LaPray v. Jackson was tried to jury verdict in Placer County. Brian’s client, Melinda Jackson, dropped off plaintiff Keri LaPray’s older daughter at the LaPray home. The older daughter had been playing with one of the defendant’s children. Jackson parked in the plaintiff’s driveway which declined toward the street. Jackson turned the ignition to the off position and placed the transmission in park, but left the keys in the ignition and did not engage the parking brake. Jackson and LaPray ended up standing on the passenger side of Jackson’s Dodge Durango. The front passenger door was open and both women were standing inside the door as was LaPray’s 18-month-old daughter Katelyn. Jackson’s two-year-old son, Jacob, was in the Durango. He climbed into the front seat and both women saw him “pretending to drive” the vehicle. Jacob apparently moved the ignition into an accessory position and then pulled the shift lever out of park. The Durango rolled backwards and the open door knocked down Katelyn. LaPray testified that she saw the front tire roll over her daughter’s entire body, “from her toes to her head.”
Ambulance personnel arrived at the scene. The Roseville fire captain testified that when he arrived at the scene everything was relatively calm and it did not appear to him that the vehicle had rolled over Katelyn’s entire body. It turned out that Katelyn’s injuries were a minor torus fracture of the right tibia, laceration of her lip and various bruises and abrasions.

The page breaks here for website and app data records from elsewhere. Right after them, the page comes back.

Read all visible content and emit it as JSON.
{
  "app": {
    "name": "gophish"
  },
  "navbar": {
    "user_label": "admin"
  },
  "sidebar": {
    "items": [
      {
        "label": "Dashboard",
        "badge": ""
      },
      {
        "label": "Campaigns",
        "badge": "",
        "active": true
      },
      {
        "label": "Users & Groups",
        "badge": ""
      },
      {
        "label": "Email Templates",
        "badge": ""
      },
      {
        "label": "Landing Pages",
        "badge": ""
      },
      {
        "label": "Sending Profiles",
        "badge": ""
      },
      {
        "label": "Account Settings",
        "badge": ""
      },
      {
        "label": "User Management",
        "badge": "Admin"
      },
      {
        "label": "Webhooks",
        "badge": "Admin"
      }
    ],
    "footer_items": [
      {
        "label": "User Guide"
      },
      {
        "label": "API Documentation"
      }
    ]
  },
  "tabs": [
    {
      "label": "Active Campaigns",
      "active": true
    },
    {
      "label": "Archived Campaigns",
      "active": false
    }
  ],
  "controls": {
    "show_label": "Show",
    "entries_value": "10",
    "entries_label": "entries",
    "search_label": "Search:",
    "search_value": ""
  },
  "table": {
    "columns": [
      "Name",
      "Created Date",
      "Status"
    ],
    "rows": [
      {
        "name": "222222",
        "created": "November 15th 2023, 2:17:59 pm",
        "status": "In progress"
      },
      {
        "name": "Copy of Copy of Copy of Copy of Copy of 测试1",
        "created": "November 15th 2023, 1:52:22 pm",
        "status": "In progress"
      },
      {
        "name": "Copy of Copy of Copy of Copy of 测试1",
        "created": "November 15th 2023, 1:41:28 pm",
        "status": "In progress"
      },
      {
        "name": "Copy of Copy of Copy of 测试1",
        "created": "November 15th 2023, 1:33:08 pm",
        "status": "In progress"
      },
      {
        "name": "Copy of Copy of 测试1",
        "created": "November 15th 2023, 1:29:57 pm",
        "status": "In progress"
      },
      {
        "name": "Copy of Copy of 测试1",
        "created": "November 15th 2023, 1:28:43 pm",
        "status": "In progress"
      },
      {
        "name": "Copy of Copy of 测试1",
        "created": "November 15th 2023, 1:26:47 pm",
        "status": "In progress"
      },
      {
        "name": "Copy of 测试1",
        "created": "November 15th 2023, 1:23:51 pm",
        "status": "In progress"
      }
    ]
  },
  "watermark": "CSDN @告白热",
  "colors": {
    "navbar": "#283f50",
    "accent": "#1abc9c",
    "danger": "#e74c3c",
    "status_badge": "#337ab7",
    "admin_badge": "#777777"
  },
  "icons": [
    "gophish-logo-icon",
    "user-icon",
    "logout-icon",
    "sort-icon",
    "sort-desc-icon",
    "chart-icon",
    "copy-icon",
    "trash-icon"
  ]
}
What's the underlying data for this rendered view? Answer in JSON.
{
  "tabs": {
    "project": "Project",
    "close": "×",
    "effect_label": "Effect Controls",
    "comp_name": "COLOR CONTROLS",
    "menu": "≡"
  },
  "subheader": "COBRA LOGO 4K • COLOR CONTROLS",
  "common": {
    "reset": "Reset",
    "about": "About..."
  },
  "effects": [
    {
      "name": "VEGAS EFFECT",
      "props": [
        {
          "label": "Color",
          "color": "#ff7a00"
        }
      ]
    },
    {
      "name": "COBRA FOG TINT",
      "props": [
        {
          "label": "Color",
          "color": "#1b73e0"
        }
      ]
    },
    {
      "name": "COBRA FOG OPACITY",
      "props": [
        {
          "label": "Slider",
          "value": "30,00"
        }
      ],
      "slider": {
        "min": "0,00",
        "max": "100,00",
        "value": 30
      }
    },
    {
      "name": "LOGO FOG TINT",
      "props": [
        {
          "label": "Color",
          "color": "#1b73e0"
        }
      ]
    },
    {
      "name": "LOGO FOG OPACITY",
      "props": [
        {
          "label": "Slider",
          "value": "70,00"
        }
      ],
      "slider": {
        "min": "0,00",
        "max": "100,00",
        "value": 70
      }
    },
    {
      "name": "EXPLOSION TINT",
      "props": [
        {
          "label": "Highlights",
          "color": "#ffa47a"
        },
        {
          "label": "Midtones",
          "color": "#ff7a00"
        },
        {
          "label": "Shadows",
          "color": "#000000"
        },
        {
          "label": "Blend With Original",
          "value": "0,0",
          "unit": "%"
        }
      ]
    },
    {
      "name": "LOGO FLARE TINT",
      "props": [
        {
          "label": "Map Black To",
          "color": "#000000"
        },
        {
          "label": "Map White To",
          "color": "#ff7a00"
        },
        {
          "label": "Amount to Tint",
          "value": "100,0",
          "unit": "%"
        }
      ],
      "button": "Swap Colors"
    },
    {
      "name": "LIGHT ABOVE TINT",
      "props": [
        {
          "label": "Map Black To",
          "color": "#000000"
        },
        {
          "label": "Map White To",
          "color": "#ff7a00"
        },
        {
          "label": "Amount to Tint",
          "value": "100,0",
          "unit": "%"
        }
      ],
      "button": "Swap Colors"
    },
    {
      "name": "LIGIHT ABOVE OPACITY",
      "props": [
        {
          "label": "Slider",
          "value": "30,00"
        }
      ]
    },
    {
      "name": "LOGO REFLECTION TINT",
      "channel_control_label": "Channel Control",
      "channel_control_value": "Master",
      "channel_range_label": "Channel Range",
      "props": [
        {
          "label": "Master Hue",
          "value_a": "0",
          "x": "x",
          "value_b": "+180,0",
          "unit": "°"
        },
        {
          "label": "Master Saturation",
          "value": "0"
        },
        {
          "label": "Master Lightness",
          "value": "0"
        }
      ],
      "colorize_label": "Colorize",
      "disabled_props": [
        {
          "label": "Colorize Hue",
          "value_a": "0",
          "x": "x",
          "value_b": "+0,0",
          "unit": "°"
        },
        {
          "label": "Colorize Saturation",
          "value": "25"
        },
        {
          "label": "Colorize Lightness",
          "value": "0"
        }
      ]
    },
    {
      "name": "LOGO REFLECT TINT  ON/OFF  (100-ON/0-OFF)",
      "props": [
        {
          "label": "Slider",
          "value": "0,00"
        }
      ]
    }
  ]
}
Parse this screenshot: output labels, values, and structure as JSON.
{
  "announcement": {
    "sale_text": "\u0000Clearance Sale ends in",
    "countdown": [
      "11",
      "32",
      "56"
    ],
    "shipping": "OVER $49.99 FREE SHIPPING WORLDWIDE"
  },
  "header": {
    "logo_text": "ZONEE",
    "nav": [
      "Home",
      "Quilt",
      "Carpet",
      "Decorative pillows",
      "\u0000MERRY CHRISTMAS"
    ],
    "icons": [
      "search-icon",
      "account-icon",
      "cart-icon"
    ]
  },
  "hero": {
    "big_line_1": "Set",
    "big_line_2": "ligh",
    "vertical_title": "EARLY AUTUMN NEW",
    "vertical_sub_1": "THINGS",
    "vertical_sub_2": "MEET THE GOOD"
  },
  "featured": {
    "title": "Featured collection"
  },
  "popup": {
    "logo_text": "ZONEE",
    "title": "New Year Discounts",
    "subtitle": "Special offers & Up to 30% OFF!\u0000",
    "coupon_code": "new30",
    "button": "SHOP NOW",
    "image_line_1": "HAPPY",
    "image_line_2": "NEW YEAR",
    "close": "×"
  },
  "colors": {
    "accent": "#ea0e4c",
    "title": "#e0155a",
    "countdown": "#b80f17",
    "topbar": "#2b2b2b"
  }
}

Keri LaPray alleged negligent infliction of emotional distress. She testified that as a result of witnessing the accident, she suffered from nightmares, insomnia, flashbacks, panic attacks, withdrawal from her family in social situations, and a significant decrease in the general quality of her life.
After a 5½ day trial, the jury was out for 3½ hours and returned a verdict in favor of Brian’s client.